Mr. Piper goes on to mention that the structural reduction in systematic risk in the region should mean higher multiples for equities with lower volatility. However, Latin American equity markets have instead continued to trade in lock-step with global equity markets. Latin American equity markets have a healthy banking system, strong economic indicators and have outpaced not only developed markets but also Asia and Emerging Europe. Unfortunately, the equity market continues to be held prisoner by global economic concerns today. This has led to a perception that the region is nothing more than a leveraged play on global growth and commodities. As a result, the region’s structural improvements and attractive growth profile continue to be under-appreciated.
Mr. Piper believes the perception will change as the primary catalyst for a re-rating of the region’s equity markets lies in the upcoming tremendous change in domestic capital markets. Currently elevated correlations with global markets are due to very high foreign ownership in Latin America’s equity markets. However a growing base of domestic assets due to the region’s low savings rate, favourable demographics and rising urbanization will change this dynamic overtime. Additionally, a shift towards equity ownership could serve to both dramatically improve market multiples and reduce volatility, therefore reducing correlations with global capital markets.

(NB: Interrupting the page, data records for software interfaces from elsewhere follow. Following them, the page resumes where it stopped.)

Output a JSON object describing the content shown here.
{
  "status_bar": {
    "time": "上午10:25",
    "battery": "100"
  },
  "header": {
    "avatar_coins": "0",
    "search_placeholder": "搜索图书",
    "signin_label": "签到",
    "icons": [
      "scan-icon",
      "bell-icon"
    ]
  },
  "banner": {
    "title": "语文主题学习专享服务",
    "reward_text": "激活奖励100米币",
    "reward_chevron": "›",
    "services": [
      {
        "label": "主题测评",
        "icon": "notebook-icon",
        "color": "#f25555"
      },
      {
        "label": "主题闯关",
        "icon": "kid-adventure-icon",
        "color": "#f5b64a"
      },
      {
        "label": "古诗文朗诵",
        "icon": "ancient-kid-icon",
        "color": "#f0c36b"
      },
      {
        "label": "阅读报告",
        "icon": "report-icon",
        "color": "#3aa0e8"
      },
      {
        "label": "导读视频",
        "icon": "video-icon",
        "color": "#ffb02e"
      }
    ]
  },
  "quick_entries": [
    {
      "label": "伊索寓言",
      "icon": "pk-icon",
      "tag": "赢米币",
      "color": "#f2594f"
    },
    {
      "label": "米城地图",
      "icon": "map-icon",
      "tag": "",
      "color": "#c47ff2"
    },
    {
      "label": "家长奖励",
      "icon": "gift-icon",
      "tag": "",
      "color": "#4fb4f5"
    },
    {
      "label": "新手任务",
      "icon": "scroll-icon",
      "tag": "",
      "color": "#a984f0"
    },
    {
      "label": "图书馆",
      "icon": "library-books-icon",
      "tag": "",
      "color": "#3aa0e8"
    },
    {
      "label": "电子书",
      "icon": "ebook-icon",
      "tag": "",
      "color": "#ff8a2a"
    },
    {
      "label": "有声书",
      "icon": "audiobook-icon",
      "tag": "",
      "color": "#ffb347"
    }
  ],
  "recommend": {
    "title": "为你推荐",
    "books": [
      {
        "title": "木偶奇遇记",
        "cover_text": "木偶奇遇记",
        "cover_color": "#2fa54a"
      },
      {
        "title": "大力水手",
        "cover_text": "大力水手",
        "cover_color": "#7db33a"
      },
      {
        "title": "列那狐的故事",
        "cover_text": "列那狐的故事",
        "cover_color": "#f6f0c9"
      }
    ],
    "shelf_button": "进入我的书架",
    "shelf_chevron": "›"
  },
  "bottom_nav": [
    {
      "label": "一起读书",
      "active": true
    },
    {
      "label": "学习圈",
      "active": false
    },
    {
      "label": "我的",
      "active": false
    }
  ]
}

The report highlights that Latin American equities have produced strong returns over the last ten years. It also points that rising fixed capital formation will allow GDP growth rates to increase well above the developed world. GDP growth had previously been limited by the lack of investment spending. This issue will fix itself due to falling interest rates and a slew of upcoming events such as the world cup. Not only will this generate tremendous opportunities for a wide range of companies, it can also dampen cyclical inflation effects. Investment-led growth is only just beginning in Latin America. The report concludes that Latin America is very different from that of other emerging markets. Latin America is poised for attractive risk-adjusted returns in the future and that Latin America equities look poised to out-perform.
Full White Paper: Investing in Latin American Equities